§ Your goal
Copy out each line of the listing below where the string "data" appears.

§ Source material

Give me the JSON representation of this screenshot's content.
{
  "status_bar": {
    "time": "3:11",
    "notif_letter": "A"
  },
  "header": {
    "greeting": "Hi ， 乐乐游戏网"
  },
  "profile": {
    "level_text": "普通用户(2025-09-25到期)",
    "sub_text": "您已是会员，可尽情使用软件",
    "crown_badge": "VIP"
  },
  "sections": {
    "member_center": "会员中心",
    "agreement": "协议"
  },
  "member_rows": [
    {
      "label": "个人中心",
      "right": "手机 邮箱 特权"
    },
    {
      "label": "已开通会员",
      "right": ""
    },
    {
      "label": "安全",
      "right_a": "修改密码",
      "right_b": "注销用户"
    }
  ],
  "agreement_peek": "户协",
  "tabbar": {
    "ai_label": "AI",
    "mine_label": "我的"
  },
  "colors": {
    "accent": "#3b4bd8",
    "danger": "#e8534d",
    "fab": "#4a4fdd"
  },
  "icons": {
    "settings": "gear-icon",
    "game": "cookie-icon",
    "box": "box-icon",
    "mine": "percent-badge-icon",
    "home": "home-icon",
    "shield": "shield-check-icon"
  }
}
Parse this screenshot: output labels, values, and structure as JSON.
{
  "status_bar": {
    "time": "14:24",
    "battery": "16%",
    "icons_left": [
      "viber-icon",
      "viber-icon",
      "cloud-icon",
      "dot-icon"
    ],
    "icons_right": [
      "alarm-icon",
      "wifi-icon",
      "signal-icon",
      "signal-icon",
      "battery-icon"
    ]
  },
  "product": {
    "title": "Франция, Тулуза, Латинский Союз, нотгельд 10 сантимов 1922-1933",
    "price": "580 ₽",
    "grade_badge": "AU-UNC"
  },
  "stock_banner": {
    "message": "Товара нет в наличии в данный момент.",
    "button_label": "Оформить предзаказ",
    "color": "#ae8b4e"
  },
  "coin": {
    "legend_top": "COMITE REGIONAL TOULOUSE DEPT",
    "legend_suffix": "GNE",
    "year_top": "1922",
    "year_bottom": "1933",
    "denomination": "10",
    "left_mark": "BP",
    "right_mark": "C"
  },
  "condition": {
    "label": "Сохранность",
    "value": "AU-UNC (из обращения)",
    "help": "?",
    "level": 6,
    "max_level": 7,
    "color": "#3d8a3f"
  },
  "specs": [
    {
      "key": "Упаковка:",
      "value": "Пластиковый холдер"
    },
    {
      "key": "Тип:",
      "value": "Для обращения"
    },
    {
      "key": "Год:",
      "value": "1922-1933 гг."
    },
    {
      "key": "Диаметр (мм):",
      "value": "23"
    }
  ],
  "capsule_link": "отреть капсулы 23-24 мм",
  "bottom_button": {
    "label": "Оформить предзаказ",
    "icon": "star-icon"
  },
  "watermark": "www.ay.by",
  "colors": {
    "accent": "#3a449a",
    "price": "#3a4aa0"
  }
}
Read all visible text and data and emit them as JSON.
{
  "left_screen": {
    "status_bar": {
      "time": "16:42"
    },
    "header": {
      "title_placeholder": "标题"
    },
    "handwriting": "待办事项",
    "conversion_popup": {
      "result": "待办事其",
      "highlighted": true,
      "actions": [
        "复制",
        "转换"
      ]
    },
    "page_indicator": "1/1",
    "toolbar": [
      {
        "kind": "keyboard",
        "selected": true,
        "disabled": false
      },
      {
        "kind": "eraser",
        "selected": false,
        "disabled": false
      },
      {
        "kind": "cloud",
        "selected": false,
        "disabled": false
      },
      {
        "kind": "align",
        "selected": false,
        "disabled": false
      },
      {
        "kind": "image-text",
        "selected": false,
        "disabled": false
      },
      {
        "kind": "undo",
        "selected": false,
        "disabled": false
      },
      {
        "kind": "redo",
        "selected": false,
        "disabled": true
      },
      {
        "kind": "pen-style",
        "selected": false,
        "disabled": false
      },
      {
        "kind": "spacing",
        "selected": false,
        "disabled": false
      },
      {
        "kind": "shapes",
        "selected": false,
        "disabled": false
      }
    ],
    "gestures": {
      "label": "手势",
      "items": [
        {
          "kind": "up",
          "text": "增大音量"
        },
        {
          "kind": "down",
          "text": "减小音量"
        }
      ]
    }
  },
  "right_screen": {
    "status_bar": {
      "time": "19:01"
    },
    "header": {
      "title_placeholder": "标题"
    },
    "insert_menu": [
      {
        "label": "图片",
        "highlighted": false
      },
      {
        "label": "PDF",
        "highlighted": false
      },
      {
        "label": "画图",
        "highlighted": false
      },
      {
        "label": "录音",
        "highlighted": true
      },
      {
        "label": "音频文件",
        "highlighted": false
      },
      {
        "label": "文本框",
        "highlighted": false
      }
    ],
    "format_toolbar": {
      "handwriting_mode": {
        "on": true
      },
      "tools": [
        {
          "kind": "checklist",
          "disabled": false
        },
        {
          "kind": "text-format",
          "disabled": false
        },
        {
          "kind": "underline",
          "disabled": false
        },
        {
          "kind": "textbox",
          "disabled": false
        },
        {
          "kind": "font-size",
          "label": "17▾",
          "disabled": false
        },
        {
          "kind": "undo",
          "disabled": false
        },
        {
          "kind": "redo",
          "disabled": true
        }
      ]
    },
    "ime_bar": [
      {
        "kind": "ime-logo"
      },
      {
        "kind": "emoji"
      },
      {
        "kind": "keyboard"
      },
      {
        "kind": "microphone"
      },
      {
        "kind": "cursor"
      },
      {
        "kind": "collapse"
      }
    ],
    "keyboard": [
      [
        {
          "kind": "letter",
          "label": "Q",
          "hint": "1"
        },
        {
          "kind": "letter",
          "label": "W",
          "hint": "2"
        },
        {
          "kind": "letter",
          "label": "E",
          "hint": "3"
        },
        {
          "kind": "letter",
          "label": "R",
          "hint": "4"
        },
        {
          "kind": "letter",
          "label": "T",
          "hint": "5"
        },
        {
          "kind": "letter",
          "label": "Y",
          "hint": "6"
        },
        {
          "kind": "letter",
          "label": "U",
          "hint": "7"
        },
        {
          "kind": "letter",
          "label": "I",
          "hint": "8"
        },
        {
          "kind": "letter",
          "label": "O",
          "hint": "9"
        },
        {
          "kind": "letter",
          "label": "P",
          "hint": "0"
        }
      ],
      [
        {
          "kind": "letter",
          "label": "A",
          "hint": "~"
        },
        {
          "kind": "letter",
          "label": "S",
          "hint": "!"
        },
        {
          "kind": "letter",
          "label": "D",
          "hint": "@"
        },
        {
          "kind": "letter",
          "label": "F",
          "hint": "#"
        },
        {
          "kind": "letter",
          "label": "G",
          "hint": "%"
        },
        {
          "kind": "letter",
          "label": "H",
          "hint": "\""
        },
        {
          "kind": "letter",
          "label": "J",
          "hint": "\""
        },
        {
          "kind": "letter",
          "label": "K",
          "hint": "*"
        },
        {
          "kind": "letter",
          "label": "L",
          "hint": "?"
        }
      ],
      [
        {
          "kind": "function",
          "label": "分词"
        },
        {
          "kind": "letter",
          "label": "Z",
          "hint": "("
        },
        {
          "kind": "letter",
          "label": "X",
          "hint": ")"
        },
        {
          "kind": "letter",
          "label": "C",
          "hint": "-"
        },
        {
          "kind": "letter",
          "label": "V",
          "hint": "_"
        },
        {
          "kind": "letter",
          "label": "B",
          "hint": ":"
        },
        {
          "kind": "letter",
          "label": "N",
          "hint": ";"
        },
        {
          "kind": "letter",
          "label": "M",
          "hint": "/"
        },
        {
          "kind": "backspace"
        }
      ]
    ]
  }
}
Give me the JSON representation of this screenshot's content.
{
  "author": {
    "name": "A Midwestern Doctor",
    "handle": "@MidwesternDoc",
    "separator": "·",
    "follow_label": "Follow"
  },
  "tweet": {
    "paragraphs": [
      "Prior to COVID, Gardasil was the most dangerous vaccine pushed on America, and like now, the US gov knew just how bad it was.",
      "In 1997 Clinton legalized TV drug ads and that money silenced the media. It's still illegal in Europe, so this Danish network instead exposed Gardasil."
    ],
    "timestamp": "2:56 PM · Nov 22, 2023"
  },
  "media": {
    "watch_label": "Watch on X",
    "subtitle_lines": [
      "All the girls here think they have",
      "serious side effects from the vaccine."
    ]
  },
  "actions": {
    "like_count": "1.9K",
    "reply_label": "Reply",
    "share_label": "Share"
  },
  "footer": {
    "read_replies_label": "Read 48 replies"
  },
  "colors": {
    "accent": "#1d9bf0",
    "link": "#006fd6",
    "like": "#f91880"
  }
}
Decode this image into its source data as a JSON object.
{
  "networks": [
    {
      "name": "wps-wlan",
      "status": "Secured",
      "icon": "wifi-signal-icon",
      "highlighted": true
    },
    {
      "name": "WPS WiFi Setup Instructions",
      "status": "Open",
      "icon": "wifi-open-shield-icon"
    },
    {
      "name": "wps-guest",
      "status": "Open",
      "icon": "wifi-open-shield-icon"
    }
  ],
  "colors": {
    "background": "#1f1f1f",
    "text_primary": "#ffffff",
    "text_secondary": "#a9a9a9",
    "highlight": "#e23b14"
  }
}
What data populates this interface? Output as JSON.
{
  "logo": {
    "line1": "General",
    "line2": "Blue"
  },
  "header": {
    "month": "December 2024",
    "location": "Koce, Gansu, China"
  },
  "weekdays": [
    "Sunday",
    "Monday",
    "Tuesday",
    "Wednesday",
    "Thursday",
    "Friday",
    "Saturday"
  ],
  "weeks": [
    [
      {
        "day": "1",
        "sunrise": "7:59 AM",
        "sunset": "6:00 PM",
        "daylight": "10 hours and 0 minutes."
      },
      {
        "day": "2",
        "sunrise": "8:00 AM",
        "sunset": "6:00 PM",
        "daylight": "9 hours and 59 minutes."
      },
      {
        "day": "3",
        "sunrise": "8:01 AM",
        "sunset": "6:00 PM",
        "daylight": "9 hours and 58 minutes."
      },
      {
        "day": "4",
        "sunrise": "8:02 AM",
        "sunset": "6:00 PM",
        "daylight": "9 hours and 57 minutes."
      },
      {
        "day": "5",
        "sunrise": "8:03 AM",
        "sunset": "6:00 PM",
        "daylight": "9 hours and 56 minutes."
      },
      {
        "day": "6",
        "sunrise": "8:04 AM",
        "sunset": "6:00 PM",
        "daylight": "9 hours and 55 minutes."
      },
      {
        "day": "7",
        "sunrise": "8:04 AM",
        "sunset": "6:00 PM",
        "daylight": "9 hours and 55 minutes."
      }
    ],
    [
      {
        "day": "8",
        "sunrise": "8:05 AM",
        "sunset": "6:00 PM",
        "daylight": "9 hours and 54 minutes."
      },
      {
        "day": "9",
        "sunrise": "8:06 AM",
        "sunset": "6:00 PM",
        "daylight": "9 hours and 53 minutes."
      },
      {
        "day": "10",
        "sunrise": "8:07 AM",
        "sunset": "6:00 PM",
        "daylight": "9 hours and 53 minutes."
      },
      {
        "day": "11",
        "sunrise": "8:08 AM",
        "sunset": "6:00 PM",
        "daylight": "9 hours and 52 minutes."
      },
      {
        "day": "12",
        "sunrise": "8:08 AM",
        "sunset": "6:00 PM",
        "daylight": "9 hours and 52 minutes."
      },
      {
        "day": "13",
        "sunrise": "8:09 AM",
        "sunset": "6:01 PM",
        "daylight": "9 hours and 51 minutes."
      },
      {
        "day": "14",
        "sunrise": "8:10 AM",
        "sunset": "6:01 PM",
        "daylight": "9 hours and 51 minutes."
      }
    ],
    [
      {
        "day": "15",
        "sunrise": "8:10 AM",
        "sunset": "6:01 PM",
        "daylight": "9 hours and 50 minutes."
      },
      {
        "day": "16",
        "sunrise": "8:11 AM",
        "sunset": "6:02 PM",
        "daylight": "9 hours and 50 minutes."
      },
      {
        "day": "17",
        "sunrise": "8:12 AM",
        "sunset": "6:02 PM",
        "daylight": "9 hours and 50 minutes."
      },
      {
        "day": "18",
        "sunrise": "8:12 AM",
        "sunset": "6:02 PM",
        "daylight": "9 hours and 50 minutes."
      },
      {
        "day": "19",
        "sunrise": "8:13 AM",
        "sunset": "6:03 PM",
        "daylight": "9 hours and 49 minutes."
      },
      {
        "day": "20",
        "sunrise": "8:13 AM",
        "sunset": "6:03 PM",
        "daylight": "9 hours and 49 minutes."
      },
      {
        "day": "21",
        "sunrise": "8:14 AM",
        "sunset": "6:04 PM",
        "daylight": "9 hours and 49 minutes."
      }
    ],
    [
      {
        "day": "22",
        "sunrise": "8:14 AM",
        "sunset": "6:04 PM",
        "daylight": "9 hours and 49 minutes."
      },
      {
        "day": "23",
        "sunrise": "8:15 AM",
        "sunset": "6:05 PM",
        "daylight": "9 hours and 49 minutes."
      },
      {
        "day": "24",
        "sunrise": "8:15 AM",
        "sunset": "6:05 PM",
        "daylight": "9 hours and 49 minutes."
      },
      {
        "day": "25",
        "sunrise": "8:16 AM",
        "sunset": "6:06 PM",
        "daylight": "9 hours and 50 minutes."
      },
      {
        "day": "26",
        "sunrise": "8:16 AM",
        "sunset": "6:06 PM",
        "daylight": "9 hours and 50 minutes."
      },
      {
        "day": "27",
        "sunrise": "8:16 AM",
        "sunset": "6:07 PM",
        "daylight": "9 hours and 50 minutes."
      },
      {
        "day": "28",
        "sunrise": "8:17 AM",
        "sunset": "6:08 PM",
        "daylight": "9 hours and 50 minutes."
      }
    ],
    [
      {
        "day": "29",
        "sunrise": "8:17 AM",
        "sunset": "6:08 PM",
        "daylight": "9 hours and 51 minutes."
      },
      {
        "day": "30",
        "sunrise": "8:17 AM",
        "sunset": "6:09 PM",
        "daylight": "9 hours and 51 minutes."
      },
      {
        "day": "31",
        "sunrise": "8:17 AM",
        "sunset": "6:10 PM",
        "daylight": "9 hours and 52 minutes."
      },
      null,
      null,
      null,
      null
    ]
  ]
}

§ Response box
Read all visible text and data and emit them as JSON.
Decode this image into its source data as a JSON object.
What data populates this interface? Output as JSON.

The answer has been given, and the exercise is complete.